Researchers at the UC Berkeley Atkins Center for Weight and Health investigated the growing and often confusing list of supplements added to sugary drinks to determine their effects on their most common consumers—children and teens. The findings: In most cases, they provide little or no health benefits. In some cases the added ingredients may actually be dangerous, and in virtually all cases, manufacturers attempt to put a “health halo” over what is an otherwise unhealthy sugary beverage.
“Despite the positive connotation surrounding energy and sports drinks, these products are essentially sodas without the carbonation,” says lead author Patricia Crawford, director of the Center for Weight and Health. “Rather than promote health as claimed in advertising, these drinks are putting our children’s health at risk.”
The study was the first comprehensive, scientific look at the potential health impacts on young people of 21 popular sugary drinks touted by manufacturers as “health and strength enhancing.” The study points to the significant sugar and calories these drinks contain as being very troublesome. It also focused on the additives that are typically marketed as health and performance‐enhancing, including caffeine, non‐caloric sweeteners, sodium, vitamins and minerals, and other supplements such as guarana, ginseng, taurine, gingko biloba and ginger extract.
Of these five extracts, only ginger extract is classified as “likely safe” for children by the National Institutes of Health, National Center for Complementary and Alternative Medicine. The health impact of the majority of added ingredients has not been studied in children, and some have known, harmful effects if consumed in high quantities by adults.
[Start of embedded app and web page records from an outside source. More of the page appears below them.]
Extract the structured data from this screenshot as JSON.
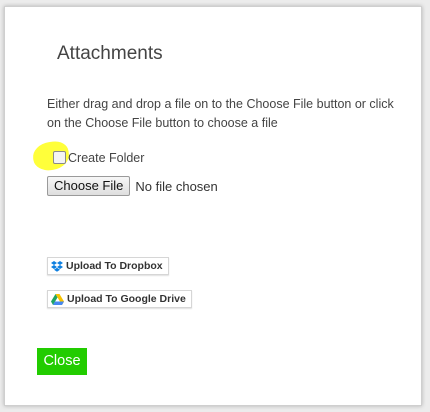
{
  "dialog": {
    "title": "Attachments",
    "instructions": "Either drag and drop a file on to the Choose File button or click on the Choose File button to choose a file",
    "create_folder_label": "Create Folder",
    "create_folder_checked": false,
    "file_input": {
      "button_label": "Choose File",
      "status": "No file chosen"
    },
    "upload_dropbox_label": "Upload To Dropbox",
    "upload_gdrive_label": "Upload To Google Drive",
    "close_label": "Close"
  },
  "colors": {
    "highlight": "#ffff3a",
    "close_button": "#22cc00",
    "dropbox_icon": "#0d7fe0"
  },
  "icons": {
    "dropbox": "dropbox-icon",
    "google_drive": "google-drive-icon"
  }
}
The report notes that the synergistic effect of some of the ingredients is also cause for concern. For instance, blending caffeine with guarana increases the physiological effects of the caffeine. Because caffeine is a mainstay of many of these products, marketers promote them as improving energy, concentration, endurance, and performance. The study; however, documents that these beverages may have the opposite effect—causing or increasing stress, nervousness, anxiety, headaches, insomnia, tremors, hallucinations, and seizures, while reducing academic performance. In fact, overconsumption of these products has led to caffeine intoxication in teens, and contributed to elevated blood pressure, cardiac arrhythmia, and death.
Recently, a 14‐member, national expert panel convened by the Robert Wood Johnson Foundation published its Recommendations for Healthier Beverages report recommending that the healthiest beverage choices for children and adolescents are plain water, nonfat or low‐fat milk and 100percent fruit or vegetable juice in small quantities.
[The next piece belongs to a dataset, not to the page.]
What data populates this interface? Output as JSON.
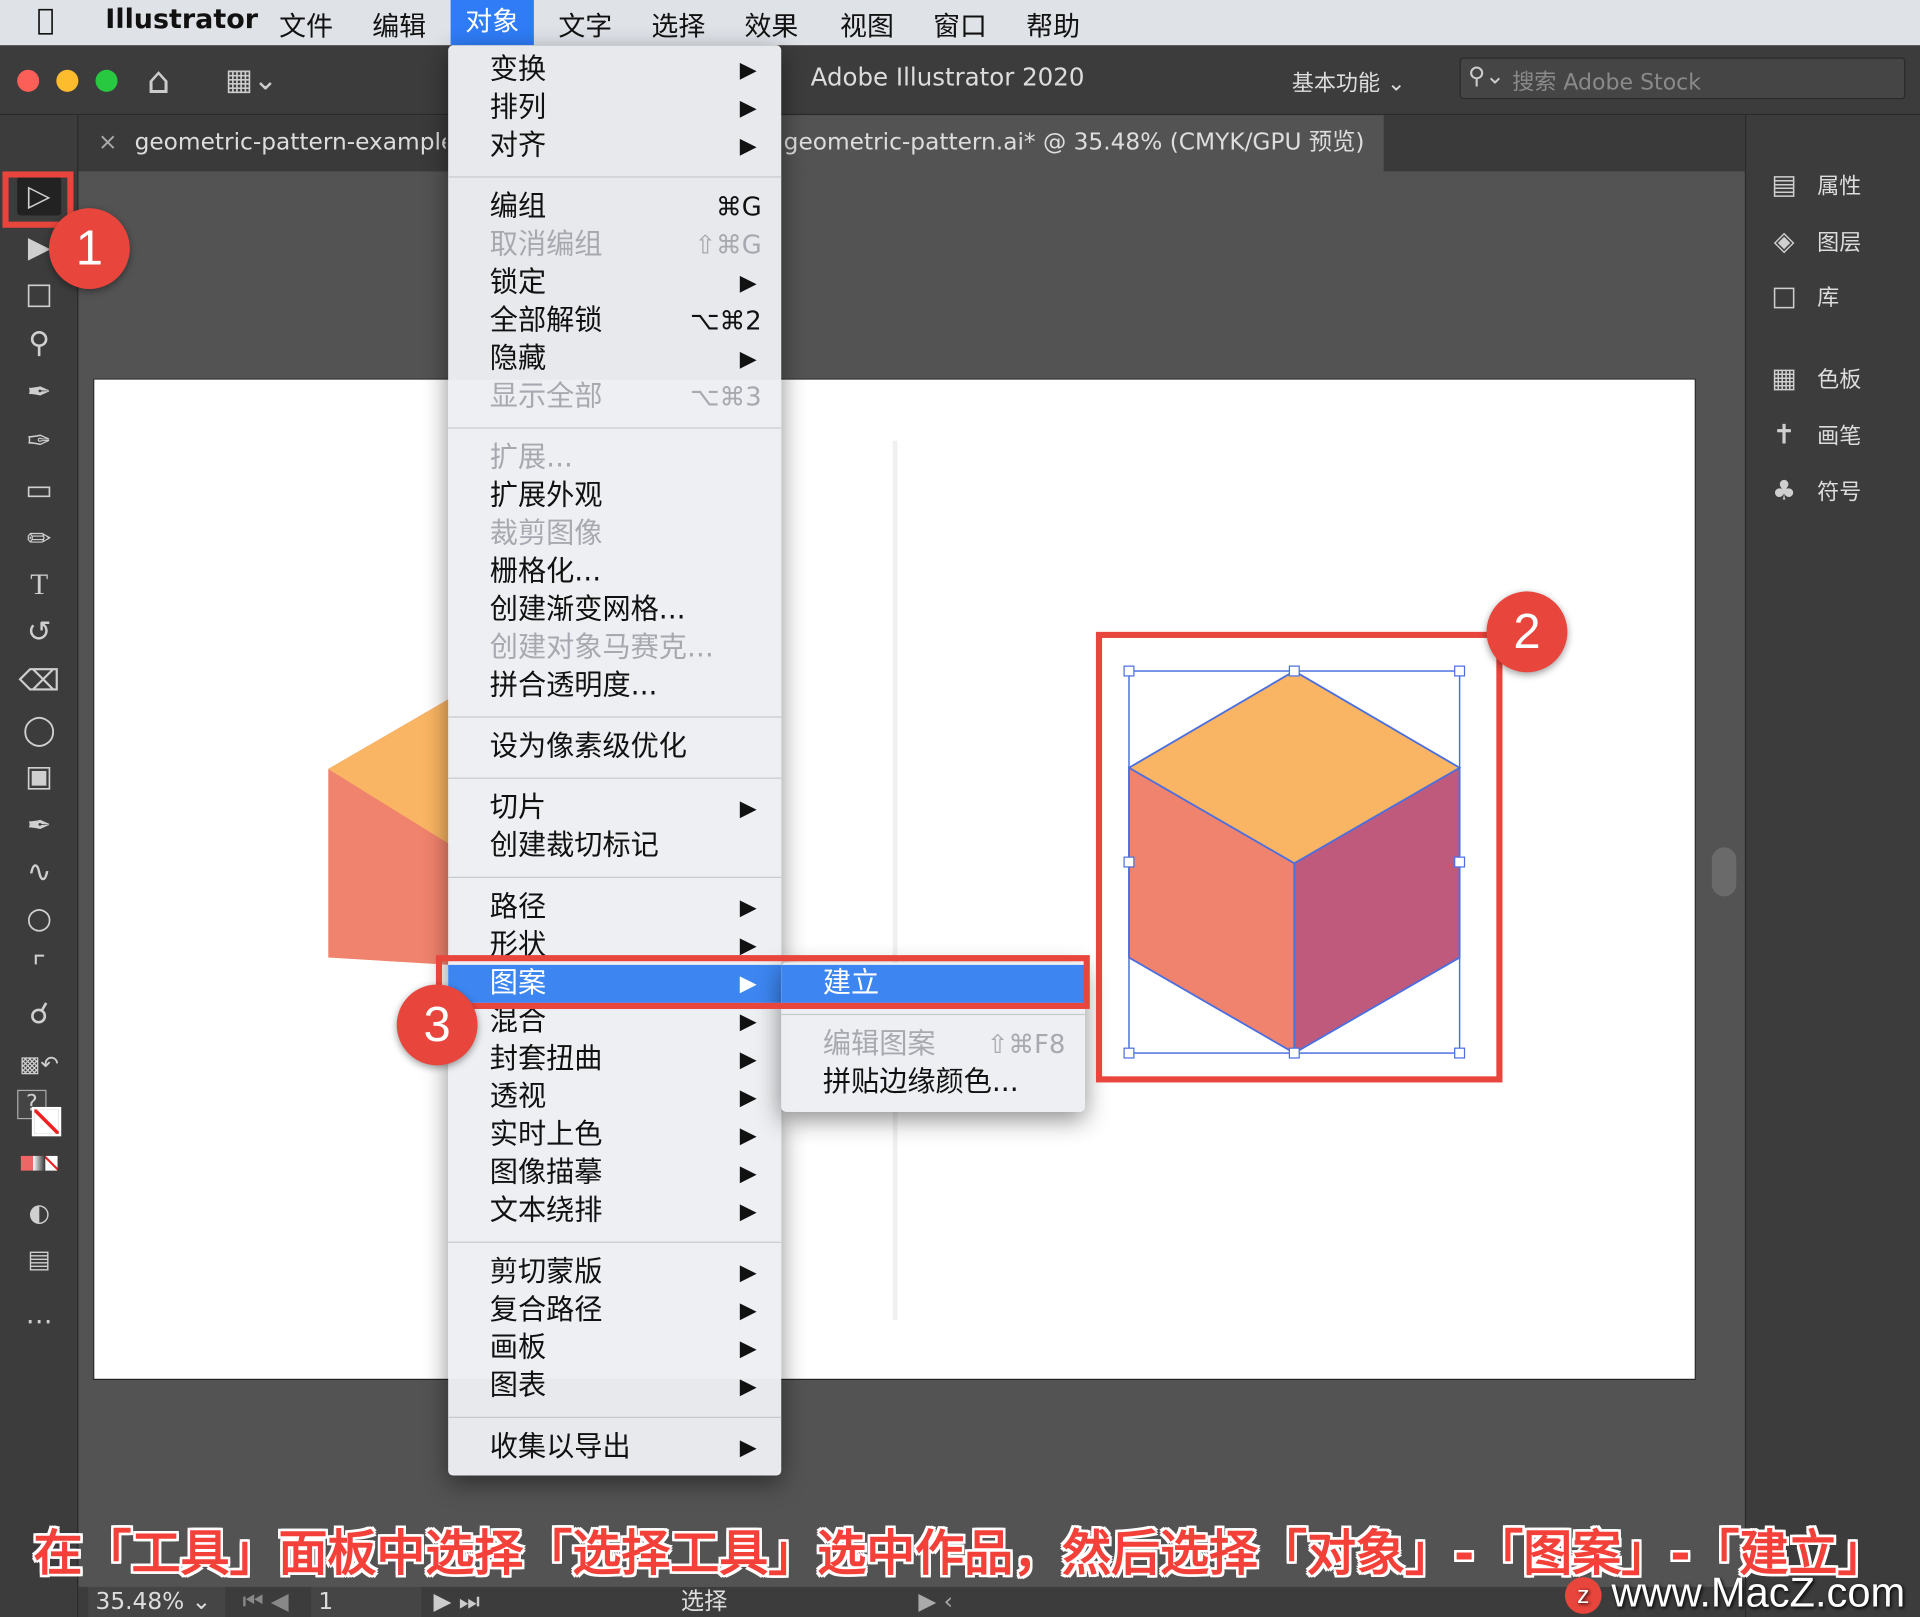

"The marketing of fortified beverages as beneficial or health‐enhancing is premature at best and deceptive at worst,” Crawford concludes. "The beverages discussed in this report contain ingredients that have not been shown to provide the benefits that are claimed for them, and many of which have not been proven safe for consumption by youth.”
The report, “Looking Beyond the Marketing Claims of New Beverages,” was commissioned by the California Center for Public Health Advocacy. Read the full report, fact sheets and press release.